Task details: Reproduce the data in its entirety, exactly as written.

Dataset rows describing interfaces
---

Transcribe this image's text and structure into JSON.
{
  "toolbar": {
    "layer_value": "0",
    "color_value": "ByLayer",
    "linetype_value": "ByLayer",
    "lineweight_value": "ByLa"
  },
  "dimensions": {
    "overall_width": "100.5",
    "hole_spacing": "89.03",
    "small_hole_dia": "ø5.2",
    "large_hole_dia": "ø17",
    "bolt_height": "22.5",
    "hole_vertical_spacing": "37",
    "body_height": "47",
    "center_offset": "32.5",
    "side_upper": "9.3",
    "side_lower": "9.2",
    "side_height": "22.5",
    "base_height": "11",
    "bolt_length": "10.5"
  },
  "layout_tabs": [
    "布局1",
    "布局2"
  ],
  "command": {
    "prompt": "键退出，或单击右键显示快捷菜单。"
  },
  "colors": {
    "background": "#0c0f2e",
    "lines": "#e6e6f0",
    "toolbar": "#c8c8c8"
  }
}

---

Task solution:
Transcribe this image's text and structure into JSON.
{
  "toolbar": {
    "layer_value": "0",
    "color_value": "ByLayer",
    "linetype_value": "ByLayer",
    "lineweight_value": "ByLa"
  },
  "dimensions": {
    "overall_width": "100.5",
    "hole_spacing": "89.03",
    "small_hole_dia": "ø5.2",
    "large_hole_dia": "ø17",
    "bolt_height": "22.5",
    "hole_vertical_spacing": "37",
    "body_height": "47",
    "center_offset": "32.5",
    "side_upper": "9.3",
    "side_lower": "9.2",
    "side_height": "22.5",
    "base_height": "11",
    "bolt_length": "10.5"
  },
  "layout_tabs": [
    "布局1",
    "布局2"
  ],
  "command": {
    "prompt": "键退出，或单击右键显示快捷菜单。"
  },
  "colors": {
    "background": "#0c0f2e",
    "lines": "#e6e6f0",
    "toolbar": "#c8c8c8"
  }
}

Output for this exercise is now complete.